--- THE PROBLEM ---
Line by line, the entries below are to be reproduced unaltered.

### STUDY MATERIAL ###

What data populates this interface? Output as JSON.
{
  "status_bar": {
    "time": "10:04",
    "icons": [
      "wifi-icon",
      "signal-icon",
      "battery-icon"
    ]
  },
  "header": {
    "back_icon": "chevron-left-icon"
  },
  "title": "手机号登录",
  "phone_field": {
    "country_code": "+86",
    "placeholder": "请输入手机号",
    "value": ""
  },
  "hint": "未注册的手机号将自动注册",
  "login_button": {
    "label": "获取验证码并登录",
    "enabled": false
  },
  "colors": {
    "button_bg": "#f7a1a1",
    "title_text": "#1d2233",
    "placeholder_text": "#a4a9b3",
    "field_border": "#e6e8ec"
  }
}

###

--- TASK SOLUTION ---
What data populates this interface? Output as JSON.
{
  "status_bar": {
    "time": "10:04",
    "icons": [
      "wifi-icon",
      "signal-icon",
      "battery-icon"
    ]
  },
  "header": {
    "back_icon": "chevron-left-icon"
  },
  "title": "手机号登录",
  "phone_field": {
    "country_code": "+86",
    "placeholder": "请输入手机号",
    "value": ""
  },
  "hint": "未注册的手机号将自动注册",
  "login_button": {
    "label": "获取验证码并登录",
    "enabled": false
  },
  "colors": {
    "button_bg": "#f7a1a1",
    "title_text": "#1d2233",
    "placeholder_text": "#a4a9b3",
    "field_border": "#e6e8ec"
  }
}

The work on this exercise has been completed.